The FrenchRevolution and
the Napoleonic Wars
We have already seen from the case of Louis XIV that official
censorship, by itself, is insufficient to prevent the flow of subversive
ideas, especially from outside. In the Age of the Enlightenment, the
very existence of a rigorous censorship system in France was used
as a further focus of criticism of the ancien régime. In England, the
press may have been comparatively free to criticize, and thus
became a nuisance and an irritant to government; but it did provide
an outlet for dissenting views, the
This article offers a survey of the recently discovered scrapbooks collated over a number of decades by the Yorkshirewoman Dorothy Richardson (1748–1819). The large set of thirty-five volumes presents an important collection of press cuttings relating to the history and consequences of the French Revolution, and also contains ‘historical and miscellaneous’ material of a more eclectic nature. I argue that the texts significantly improve our understanding of Dorothy Richardson’s position as a reader, writer and researcher working in the North of England at the turn of the nineteenth century. Furthermore, her set of albums raises important questions about the relationship between commonplacing and scrapbooking practices, and the capacity of such textual curatorship to function as a form of both political engagement and autobiographical expression.
Carlyle regarded the Reformation as a seminal event in the history of modern
Europe, the starting point of an ongoing stage in human development. Reformation
Protestantism gave birth to a more general and pervasive spirit of ‘reformation’
that Carlyle identified with the moral destiny of all individuals and
communities. These qualities were epitomized by heroic figures such as Luther
and Cromwell but they were also embedded in cultures that responded productively
to the ongoing challenge of reformation. Having traced the history of the ethos
of reformation through English Puritanism and in the commitment to
transformative action or ‘work’ that gave rise to Britains emergence as a

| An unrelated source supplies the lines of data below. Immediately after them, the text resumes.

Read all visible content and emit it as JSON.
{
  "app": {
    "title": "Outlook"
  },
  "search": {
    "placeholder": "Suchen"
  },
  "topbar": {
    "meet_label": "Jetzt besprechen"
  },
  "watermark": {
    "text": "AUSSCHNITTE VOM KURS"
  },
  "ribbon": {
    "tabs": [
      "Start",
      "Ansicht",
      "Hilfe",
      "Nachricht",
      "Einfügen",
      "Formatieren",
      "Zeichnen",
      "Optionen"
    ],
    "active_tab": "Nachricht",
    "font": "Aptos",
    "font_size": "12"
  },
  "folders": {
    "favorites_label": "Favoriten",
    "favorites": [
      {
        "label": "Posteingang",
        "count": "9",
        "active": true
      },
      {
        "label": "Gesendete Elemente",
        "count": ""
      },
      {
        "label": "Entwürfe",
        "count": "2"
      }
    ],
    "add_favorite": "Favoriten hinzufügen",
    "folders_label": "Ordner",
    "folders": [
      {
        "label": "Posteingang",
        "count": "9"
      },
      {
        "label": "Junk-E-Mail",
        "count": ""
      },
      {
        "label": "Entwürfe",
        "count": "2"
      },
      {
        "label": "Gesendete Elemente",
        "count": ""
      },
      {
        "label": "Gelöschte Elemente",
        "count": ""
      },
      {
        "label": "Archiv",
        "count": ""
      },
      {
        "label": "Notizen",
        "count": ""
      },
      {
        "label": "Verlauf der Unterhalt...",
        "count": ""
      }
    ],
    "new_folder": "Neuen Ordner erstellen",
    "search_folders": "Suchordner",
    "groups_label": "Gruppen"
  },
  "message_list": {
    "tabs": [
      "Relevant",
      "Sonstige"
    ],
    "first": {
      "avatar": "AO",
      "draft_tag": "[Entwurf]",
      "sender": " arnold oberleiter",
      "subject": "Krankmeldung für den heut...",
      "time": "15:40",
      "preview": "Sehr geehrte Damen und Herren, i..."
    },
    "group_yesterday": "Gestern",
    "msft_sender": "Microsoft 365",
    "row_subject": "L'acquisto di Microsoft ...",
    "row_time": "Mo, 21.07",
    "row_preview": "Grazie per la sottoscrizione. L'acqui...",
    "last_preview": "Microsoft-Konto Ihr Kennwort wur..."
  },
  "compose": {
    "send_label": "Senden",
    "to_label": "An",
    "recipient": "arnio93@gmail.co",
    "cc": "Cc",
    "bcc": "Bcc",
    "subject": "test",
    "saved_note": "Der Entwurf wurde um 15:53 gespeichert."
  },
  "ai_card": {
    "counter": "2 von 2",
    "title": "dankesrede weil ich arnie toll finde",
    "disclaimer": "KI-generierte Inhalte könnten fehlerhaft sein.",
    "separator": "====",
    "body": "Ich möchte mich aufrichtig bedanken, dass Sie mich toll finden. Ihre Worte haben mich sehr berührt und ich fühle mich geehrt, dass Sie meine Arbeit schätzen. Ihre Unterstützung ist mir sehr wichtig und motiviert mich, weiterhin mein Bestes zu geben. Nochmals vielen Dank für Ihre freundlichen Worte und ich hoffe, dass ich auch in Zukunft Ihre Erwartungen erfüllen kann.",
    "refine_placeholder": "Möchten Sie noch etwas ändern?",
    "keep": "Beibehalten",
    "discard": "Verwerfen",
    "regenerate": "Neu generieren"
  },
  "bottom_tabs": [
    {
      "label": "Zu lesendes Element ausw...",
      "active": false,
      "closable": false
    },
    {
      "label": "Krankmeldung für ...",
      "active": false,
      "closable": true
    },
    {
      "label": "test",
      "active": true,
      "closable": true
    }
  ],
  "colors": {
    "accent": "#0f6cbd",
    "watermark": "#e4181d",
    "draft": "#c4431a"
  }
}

leading industrial and imperial power, Carlyle brought this reinvention of the
Reformation to bear in his critique of the counter-reforming tendencies in early
Victorian society that he saw as posing a profound threat to it.
This book offers a full account of the role played by seventeenth- and eighteenth-century English Republican ideas in eighteenth-century France. Challenging some of the dominant accounts of the Republican tradition, it revises conventional understandings of what Republicanism meant in both Britain and France during the eighteenth century, offering a distinctive trajectory as regards ancient and modern constructions and highlighting variety rather than homogeneity within the tradition. The book thus offers a new perspective on both the legacy of the English Republican tradition and the origins and thought of the French Revolution. It centres around a series of case studies that focus on a number of colourful and influential characters including John Toland, Viscount Bolingbroke, John Wilkes, and the Comte de Mirabeau.
Del Principe argues that a compelling historical and political vision of post-unification Italy lies beneath the preternatural façade of Ugo Tarchettis Fantastic Tales, and that the authors transgressive approach to social realism is a reflection of the vast, cultural transformations of the period. Del Principe proposes correlations between sexual and political realms surfacing in Tarchettis narrative as indicators of mutating class structure and emerging capitalism. An examination of spatial allegories engages a discussion of psychic and physical modes of hysteria and xenophobic reactions that stem from the nationalistic fervor of post-unification Italy.